PROVIDED MATERIAL.
************

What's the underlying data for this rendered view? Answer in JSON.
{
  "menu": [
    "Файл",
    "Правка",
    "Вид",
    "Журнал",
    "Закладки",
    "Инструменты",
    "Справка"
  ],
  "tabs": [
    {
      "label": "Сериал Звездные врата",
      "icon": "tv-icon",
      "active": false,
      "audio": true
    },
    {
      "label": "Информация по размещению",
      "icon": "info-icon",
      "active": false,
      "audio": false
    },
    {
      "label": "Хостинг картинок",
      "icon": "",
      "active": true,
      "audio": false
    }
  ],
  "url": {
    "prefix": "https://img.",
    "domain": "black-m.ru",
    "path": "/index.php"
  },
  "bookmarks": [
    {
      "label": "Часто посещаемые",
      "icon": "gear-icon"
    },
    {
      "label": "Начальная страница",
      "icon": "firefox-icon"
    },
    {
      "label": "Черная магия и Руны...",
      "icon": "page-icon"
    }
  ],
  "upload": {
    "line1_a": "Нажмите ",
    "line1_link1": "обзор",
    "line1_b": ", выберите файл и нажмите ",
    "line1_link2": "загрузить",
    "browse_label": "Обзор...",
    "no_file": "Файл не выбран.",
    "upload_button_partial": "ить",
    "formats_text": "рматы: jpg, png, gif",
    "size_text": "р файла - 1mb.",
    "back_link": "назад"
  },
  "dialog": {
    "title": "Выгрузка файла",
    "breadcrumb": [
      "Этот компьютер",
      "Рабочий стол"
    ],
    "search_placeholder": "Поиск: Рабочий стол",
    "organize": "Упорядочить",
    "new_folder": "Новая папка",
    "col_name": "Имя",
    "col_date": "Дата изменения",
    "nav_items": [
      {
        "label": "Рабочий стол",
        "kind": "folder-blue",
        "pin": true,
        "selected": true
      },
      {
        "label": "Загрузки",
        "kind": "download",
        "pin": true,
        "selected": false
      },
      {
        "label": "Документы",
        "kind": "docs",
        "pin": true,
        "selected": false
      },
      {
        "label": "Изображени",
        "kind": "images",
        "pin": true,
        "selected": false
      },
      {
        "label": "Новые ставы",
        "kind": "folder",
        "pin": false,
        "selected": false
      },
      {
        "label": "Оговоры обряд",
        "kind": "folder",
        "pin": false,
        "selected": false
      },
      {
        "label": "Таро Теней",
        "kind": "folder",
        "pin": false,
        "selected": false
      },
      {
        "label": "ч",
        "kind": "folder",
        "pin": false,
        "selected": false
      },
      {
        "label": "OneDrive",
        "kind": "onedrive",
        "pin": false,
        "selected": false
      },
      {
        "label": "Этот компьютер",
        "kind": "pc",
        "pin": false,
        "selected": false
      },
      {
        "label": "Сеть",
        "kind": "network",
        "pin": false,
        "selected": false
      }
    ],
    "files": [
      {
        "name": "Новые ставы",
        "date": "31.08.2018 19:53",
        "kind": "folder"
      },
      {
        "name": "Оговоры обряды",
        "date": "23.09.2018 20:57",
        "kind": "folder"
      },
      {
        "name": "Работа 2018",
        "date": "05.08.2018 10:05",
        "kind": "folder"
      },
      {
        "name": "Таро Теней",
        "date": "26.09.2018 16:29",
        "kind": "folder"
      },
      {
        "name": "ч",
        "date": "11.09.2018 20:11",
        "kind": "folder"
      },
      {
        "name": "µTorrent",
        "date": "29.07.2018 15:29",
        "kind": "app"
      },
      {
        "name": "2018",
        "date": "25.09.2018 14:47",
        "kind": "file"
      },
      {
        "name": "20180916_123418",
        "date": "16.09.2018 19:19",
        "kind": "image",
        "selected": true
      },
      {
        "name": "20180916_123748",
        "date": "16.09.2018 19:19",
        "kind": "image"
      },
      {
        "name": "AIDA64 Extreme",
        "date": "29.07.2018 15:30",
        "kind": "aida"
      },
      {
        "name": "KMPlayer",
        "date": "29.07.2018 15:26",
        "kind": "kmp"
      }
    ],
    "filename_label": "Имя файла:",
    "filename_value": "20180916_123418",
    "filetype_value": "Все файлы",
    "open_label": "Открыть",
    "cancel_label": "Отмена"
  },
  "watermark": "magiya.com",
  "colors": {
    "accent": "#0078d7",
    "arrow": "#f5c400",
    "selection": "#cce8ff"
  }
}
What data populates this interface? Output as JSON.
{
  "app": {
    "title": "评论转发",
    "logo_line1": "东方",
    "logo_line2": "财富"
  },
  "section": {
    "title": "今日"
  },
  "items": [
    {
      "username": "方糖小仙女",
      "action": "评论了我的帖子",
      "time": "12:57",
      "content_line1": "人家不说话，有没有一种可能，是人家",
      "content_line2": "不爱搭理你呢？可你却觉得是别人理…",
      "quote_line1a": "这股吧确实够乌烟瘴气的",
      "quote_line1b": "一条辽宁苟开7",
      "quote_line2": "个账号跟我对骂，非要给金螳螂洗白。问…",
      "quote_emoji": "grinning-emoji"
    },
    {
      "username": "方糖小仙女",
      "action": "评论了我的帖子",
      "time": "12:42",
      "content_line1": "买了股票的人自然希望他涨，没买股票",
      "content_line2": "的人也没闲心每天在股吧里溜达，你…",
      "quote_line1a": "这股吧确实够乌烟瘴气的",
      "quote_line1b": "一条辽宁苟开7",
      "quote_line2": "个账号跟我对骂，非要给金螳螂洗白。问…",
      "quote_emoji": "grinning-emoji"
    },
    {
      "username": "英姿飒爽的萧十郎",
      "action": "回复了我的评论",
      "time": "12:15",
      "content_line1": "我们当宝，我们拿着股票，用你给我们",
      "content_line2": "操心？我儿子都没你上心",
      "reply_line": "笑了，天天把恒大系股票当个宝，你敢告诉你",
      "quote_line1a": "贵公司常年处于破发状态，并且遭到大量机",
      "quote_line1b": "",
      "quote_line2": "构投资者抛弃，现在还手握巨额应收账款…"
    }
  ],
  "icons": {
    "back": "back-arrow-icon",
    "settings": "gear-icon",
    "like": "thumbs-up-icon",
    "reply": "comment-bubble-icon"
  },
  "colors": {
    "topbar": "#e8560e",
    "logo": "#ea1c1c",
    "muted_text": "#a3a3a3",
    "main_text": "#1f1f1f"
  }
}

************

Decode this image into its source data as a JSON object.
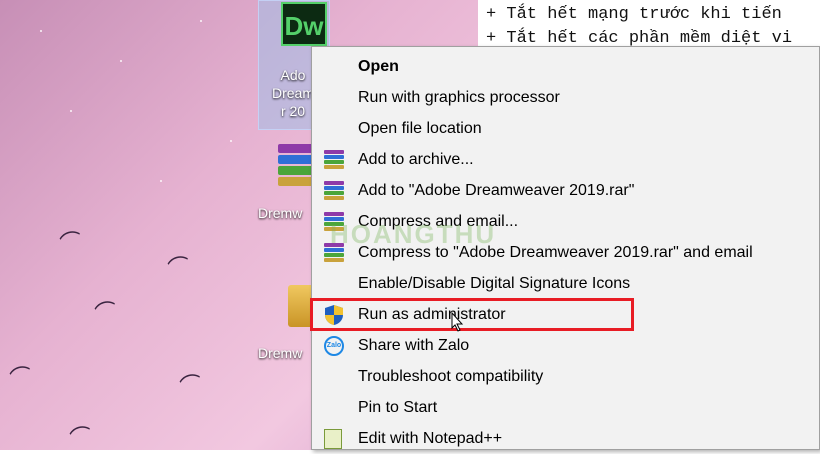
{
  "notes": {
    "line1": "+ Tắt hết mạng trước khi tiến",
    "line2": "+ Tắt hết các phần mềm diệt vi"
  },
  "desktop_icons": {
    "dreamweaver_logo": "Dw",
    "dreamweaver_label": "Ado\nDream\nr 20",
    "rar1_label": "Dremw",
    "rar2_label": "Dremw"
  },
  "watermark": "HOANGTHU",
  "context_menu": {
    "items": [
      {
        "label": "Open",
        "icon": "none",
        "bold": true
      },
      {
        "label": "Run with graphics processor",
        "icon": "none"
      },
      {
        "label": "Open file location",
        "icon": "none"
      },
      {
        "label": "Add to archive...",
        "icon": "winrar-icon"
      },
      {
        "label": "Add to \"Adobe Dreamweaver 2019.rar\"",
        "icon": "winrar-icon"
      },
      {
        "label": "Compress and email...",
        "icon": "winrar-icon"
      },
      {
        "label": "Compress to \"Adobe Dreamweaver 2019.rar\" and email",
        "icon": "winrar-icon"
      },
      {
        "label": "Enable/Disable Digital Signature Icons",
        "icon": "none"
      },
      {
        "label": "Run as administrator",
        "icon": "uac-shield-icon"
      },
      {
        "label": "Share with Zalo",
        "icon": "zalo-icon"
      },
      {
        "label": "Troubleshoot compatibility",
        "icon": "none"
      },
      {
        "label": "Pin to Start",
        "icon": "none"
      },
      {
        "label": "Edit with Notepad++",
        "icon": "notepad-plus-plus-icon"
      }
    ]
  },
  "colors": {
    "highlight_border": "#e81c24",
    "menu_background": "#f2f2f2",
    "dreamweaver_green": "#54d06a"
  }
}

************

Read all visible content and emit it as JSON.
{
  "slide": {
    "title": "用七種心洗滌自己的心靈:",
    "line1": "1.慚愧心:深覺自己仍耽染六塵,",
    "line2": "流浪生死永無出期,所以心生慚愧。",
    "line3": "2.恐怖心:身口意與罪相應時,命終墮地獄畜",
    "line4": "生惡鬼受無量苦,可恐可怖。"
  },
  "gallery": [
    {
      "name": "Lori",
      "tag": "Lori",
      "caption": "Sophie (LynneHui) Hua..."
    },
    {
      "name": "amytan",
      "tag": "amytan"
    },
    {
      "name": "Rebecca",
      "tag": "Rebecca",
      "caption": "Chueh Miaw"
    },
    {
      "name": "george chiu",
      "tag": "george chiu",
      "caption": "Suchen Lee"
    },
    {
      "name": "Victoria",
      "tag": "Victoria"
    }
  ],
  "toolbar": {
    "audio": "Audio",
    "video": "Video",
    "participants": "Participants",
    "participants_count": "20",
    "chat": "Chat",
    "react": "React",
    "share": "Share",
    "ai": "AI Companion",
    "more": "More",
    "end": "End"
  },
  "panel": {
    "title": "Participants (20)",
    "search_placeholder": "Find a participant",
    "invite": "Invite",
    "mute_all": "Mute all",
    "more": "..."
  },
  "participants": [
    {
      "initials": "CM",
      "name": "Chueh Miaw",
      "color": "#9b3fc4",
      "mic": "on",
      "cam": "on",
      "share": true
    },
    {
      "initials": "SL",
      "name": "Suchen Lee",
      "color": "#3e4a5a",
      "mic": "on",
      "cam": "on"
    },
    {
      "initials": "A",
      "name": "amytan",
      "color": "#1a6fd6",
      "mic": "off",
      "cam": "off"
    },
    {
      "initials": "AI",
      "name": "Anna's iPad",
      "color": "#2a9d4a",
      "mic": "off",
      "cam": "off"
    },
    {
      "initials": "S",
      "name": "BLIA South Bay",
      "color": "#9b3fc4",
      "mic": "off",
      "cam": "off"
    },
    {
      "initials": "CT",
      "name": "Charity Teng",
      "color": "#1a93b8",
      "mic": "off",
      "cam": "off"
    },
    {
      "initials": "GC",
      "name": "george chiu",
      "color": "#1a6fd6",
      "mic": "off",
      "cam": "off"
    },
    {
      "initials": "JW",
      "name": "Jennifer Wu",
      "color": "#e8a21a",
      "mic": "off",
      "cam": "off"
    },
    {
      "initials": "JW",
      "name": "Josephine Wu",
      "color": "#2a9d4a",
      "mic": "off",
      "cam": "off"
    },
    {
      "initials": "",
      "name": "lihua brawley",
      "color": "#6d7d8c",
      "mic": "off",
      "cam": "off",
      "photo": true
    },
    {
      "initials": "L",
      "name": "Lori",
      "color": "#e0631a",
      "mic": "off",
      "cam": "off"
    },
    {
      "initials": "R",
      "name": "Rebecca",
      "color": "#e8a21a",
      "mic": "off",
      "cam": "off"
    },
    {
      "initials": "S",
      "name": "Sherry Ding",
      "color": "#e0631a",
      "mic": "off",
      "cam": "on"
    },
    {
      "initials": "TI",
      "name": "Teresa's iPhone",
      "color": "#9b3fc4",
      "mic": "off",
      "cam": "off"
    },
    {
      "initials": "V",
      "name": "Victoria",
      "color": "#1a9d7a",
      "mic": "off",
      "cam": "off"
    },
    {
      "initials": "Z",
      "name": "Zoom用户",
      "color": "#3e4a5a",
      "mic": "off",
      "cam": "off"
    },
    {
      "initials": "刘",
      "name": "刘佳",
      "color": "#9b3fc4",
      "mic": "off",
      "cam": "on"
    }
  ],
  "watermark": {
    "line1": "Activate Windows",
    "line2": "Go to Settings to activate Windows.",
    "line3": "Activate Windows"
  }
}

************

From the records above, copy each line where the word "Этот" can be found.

SOLUTION BELOW.
      "Этот компьютер",
        "label": "Этот компьютер",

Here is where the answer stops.